Bold text needs to have a space before, then a double asterisk (**) that touches the first character of the bold text, then the bold text, then a double asterisk (**) that touches the last character of the bold text, then a space.


Check out the `ODM documentation <>`_!

Links need to have a space before, then a backtick or grave accent (`), then the text that will become the link on the page (in the above example: "ODM documentation"), then a space, then a less than symbol (<), then the complete URL, then a greater than symbol and underscore (>_).


Code snippets need to have a space before, then a double backtick or grave accent (``) that touches the first character of the code text, then the code text, then a double backtick or grave accent (``) that touches the last character of the code text, then a space.

NOTE: Code snippets may be referring to specific software commands and so often should NOT be translated.

Managing the translation process

This project uses Transifex and the transifex-client tool to help people contribute translations. The transifex-client tool is included in the requirements.txt file and should be installed on your system during setup when you run pip install -r requirements.txt.
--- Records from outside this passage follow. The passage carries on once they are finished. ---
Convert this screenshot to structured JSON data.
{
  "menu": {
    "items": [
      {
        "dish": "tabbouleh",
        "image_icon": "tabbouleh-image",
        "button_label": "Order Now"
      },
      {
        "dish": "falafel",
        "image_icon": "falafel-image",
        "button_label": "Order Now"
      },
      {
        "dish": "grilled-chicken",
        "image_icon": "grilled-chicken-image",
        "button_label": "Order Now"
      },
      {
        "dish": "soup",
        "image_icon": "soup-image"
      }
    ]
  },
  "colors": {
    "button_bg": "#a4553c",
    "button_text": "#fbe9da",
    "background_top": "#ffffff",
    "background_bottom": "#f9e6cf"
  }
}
You need to configure your account. For this, you need to create an API Token for your user to access this service through the command line. This can be done under your Transifex User’s Settings. Set it up to use the token:

tx init --token $TOKEN --skipsetup

If there are new English .rst source files, you can map them by updating the ./.tx/config file.

After updating the individual argument files with make autogenerate, you can run

make updatepot
make updatelangpo
make pushlang
make pulllang

To add a new language, do it through the Transifex interface and then add a new line to the Makefile deploy command.

The Travis CI build failed... 😞

Don't panic! Unfortunately, Transifex doesn't protect the reST notation that Sphinx uses for things like formatting and links. It's possible that during translation, some of the syntax was broken.

Start up your Python virtual environment if it's not already with source venv/bin/activate and then run make allerr. This does the same thing as make deploy but removes the nit-picky mode so that it logs all errors and doesn't stop the build after hitting the first one.

You can also run the build for just one specific language, for example:

sphinx-build -b dirhtml -D language='sw' source "_build/html/sw/"

build errors logged to the terminal

You should see output in your console such as:

Warning, treated as error:
/path/to/my/project/OpenDroneMap/docs/source/multispectral.rst:25:<translated>:1:Inline interpreted text or phrase reference start-string without end-string.

Look at the source file and line that is mentioned. In this case the file is source/multispectral.rst and the line is the number after the colon after the filename (25). Looking at the file we see that line 25 is the last line and the "Help edit these docs!" link.

Go to Transifex, go to the resource, and go to the string. The warning/error message should help you understand what went wrong. In this case the link syntax wasn't matched correctly. Fix and save the translation.

Transifex screen grab

Pull the language down (for example, tx pull -l sw) and then try the build again.


Reach out to, we'll help you get up and running with your first contribution if you get stuck!

Repository Notes

Travis-CI docs for Building a Python Project and GitHub Pages Deployment. Personal access token with 'public_repo - Access public repositories' permissions created and used it in travis encrypt GH_TOKEN=my_github_token --add env.matrix as described in the Travis-CI docs.


πŸŽ‰ Contribute to OpenDroneMap's documentation! Read how below! πŸŽ‰